**The records:**

"""

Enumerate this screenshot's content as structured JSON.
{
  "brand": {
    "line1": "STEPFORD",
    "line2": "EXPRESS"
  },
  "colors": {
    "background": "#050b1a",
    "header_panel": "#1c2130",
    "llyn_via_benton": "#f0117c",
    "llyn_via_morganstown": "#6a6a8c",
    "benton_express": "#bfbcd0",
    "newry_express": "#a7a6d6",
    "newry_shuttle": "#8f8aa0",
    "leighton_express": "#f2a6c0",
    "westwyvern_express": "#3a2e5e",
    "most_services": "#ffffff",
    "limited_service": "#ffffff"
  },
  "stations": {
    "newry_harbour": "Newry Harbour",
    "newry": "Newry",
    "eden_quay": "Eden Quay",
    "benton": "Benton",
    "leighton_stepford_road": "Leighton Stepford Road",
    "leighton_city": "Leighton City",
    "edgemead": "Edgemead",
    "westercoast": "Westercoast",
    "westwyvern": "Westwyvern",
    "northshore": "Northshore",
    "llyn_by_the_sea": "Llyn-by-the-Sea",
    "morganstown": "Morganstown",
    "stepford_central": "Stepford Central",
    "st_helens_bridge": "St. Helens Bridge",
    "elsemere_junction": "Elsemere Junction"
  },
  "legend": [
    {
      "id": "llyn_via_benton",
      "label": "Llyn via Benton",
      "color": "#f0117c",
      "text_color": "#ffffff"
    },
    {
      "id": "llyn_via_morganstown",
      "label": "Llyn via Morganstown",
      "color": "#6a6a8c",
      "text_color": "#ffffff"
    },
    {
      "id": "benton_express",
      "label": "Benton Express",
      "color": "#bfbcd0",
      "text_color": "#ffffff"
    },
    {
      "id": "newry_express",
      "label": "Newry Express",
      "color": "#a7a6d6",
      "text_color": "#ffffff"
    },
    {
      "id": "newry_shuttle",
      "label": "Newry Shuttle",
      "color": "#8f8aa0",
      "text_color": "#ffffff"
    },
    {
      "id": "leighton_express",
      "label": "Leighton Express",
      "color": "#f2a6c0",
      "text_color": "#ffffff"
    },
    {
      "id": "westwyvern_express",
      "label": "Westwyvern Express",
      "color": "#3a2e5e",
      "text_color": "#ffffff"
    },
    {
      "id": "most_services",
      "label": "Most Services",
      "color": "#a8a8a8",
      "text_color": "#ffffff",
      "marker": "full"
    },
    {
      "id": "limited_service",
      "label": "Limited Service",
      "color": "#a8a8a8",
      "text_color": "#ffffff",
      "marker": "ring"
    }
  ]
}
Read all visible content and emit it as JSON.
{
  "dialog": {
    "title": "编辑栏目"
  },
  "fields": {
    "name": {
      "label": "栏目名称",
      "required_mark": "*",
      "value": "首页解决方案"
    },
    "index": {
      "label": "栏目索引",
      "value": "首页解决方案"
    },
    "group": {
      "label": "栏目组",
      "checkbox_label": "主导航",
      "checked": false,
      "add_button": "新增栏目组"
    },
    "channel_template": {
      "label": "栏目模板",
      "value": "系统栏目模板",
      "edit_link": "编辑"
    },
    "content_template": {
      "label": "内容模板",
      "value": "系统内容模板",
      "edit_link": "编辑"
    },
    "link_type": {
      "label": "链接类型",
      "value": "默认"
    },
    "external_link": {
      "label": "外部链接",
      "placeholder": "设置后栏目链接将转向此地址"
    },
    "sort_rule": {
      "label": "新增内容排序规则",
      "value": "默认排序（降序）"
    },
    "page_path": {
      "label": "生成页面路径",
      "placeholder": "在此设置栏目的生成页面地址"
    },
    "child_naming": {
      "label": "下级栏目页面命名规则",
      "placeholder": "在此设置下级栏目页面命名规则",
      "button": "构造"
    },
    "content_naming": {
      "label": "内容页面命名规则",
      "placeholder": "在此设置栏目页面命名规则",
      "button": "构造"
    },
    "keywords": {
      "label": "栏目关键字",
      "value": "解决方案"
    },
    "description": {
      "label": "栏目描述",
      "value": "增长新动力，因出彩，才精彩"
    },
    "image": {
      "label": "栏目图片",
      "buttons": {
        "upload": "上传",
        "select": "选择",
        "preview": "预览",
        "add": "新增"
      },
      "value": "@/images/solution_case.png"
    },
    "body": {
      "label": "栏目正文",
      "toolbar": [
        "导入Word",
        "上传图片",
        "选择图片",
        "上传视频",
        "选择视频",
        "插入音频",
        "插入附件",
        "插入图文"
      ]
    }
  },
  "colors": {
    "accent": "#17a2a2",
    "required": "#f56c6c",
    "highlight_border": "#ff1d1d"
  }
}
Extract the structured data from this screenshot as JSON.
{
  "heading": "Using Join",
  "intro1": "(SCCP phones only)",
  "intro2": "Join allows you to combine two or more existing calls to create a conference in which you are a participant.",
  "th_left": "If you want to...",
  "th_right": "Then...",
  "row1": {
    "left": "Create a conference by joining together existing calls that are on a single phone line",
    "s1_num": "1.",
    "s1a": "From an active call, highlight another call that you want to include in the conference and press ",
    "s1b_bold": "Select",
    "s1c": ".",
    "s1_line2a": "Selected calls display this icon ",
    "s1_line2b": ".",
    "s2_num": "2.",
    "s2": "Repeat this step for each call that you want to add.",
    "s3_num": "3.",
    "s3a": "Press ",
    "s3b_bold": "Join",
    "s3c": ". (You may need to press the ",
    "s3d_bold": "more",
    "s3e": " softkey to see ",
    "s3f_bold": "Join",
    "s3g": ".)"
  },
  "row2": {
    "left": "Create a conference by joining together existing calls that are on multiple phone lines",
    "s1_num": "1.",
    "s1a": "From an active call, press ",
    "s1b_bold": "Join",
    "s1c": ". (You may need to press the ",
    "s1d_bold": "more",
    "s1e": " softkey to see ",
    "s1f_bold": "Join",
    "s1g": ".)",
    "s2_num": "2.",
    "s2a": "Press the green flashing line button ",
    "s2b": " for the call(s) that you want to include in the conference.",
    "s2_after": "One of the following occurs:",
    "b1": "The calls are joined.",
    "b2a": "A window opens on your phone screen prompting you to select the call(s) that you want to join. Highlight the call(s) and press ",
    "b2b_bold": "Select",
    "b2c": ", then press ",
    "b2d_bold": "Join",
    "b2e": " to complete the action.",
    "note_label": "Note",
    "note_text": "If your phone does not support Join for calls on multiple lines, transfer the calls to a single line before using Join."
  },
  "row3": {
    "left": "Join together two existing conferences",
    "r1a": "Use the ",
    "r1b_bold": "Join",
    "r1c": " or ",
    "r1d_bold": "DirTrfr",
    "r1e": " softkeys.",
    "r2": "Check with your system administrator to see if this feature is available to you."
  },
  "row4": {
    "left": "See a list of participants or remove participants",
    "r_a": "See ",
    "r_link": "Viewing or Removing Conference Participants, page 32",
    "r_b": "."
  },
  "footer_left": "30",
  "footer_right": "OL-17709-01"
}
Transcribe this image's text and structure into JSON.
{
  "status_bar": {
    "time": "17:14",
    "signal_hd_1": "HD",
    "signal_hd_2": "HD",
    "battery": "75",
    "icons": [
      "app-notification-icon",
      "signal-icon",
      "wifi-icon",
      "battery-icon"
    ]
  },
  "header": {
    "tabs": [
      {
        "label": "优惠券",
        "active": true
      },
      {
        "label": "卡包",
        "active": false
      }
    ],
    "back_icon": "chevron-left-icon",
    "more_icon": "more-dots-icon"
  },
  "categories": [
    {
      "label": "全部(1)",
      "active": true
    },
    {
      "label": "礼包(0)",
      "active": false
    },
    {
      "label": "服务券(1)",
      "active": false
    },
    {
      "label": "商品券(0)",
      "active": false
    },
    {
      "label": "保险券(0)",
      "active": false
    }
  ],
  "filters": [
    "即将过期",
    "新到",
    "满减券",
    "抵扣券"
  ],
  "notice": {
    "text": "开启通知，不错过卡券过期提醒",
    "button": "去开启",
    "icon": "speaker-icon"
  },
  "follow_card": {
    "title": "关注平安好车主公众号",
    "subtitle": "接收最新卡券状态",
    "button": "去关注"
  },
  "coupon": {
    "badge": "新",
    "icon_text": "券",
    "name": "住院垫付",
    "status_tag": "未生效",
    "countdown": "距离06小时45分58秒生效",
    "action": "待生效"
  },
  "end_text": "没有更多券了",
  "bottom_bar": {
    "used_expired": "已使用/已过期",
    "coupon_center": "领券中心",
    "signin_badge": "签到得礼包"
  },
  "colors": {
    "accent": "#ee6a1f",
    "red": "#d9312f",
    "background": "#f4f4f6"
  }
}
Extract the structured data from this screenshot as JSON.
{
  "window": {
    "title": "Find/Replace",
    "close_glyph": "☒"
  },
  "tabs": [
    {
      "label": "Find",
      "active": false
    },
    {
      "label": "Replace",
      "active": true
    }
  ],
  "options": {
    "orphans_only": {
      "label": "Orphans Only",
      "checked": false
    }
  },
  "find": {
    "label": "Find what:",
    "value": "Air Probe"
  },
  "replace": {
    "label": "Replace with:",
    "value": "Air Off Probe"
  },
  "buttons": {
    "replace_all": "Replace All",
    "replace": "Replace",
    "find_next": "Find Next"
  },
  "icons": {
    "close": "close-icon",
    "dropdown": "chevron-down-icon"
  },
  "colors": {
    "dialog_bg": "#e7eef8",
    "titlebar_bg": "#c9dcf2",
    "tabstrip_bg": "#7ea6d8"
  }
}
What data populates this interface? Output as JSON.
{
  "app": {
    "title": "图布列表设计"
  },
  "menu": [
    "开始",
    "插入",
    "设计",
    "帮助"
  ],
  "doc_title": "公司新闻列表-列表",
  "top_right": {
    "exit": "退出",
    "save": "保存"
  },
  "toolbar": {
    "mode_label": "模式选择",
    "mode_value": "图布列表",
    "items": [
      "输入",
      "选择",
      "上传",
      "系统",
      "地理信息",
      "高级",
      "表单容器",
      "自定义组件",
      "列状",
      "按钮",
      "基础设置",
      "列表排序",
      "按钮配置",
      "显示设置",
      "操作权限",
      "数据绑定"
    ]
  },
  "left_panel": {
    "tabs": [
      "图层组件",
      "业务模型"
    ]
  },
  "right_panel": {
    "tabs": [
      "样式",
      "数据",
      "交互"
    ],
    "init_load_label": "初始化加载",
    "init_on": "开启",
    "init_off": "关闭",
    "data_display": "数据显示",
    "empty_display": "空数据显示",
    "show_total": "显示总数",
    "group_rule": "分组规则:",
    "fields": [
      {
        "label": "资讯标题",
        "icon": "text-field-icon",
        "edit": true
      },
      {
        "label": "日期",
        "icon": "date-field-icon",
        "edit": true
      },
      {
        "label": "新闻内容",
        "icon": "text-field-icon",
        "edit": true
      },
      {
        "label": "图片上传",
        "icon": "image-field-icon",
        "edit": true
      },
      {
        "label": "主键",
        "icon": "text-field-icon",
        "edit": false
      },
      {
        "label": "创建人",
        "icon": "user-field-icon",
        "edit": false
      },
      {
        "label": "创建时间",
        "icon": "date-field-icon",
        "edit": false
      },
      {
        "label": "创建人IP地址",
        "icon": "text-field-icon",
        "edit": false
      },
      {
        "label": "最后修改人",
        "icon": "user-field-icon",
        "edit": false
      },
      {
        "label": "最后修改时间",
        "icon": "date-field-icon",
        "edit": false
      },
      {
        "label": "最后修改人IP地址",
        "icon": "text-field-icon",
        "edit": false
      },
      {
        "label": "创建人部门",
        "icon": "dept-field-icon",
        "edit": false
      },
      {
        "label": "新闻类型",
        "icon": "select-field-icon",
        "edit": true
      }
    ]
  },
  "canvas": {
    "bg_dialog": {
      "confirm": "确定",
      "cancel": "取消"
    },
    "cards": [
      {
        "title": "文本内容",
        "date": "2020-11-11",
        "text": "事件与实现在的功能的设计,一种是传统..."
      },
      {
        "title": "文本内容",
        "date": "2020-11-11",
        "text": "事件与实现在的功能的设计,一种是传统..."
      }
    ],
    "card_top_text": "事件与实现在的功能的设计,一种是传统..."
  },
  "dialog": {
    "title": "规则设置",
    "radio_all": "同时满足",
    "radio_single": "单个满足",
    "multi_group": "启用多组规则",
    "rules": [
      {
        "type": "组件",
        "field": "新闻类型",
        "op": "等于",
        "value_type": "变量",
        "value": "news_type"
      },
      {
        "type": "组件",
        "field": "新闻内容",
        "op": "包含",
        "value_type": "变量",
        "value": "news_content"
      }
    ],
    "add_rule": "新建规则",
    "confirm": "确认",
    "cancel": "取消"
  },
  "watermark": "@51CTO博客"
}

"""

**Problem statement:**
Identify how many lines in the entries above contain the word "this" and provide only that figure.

**Solution below:**
8